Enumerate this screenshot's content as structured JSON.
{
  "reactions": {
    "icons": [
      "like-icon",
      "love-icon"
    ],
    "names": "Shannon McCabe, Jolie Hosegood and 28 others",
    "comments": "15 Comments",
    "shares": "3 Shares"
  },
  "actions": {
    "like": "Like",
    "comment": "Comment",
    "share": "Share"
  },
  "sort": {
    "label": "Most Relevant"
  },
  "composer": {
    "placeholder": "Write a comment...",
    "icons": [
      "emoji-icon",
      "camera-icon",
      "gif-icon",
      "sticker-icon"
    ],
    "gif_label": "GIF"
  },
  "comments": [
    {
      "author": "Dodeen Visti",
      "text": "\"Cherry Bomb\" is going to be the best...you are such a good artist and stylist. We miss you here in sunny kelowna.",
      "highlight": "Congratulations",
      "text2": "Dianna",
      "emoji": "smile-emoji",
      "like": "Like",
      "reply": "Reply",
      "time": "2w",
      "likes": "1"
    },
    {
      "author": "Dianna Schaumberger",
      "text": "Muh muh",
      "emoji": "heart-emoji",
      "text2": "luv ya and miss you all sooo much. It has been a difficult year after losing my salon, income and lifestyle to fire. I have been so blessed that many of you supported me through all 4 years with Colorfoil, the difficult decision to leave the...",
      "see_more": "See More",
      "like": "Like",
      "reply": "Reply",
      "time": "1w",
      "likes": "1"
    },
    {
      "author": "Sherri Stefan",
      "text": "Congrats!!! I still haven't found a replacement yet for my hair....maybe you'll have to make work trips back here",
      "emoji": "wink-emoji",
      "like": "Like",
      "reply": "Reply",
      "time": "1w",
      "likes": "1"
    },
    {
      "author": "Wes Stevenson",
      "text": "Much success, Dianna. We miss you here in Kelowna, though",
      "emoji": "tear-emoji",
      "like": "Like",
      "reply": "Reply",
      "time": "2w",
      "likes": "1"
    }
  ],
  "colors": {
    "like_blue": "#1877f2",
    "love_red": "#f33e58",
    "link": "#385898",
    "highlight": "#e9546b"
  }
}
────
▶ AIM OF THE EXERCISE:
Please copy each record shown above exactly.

▶ EXERCISE RESPONSE:
Enumerate this screenshot's content as structured JSON.
{
  "reactions": {
    "icons": [
      "like-icon",
      "love-icon"
    ],
    "names": "Shannon McCabe, Jolie Hosegood and 28 others",
    "comments": "15 Comments",
    "shares": "3 Shares"
  },
  "actions": {
    "like": "Like",
    "comment": "Comment",
    "share": "Share"
  },
  "sort": {
    "label": "Most Relevant"
  },
  "composer": {
    "placeholder": "Write a comment...",
    "icons": [
      "emoji-icon",
      "camera-icon",
      "gif-icon",
      "sticker-icon"
    ],
    "gif_label": "GIF"
  },
  "comments": [
    {
      "author": "Dodeen Visti",
      "text": "\"Cherry Bomb\" is going to be the best...you are such a good artist and stylist. We miss you here in sunny kelowna.",
      "highlight": "Congratulations",
      "text2": "Dianna",
      "emoji": "smile-emoji",
      "like": "Like",
      "reply": "Reply",
      "time": "2w",
      "likes": "1"
    },
    {
      "author": "Dianna Schaumberger",
      "text": "Muh muh",
      "emoji": "heart-emoji",
      "text2": "luv ya and miss you all sooo much. It has been a difficult year after losing my salon, income and lifestyle to fire. I have been so blessed that many of you supported me through all 4 years with Colorfoil, the difficult decision to leave the...",
      "see_more": "See More",
      "like": "Like",
      "reply": "Reply",
      "time": "1w",
      "likes": "1"
    },
    {
      "author": "Sherri Stefan",
      "text": "Congrats!!! I still haven't found a replacement yet for my hair....maybe you'll have to make work trips back here",
      "emoji": "wink-emoji",
      "like": "Like",
      "reply": "Reply",
      "time": "1w",
      "likes": "1"
    },
    {
      "author": "Wes Stevenson",
      "text": "Much success, Dianna. We miss you here in Kelowna, though",
      "emoji": "tear-emoji",
      "like": "Like",
      "reply": "Reply",
      "time": "2w",
      "likes": "1"
    }
  ],
  "colors": {
    "like_blue": "#1877f2",
    "love_red": "#f33e58",
    "link": "#385898",
    "highlight": "#e9546b"
  }
}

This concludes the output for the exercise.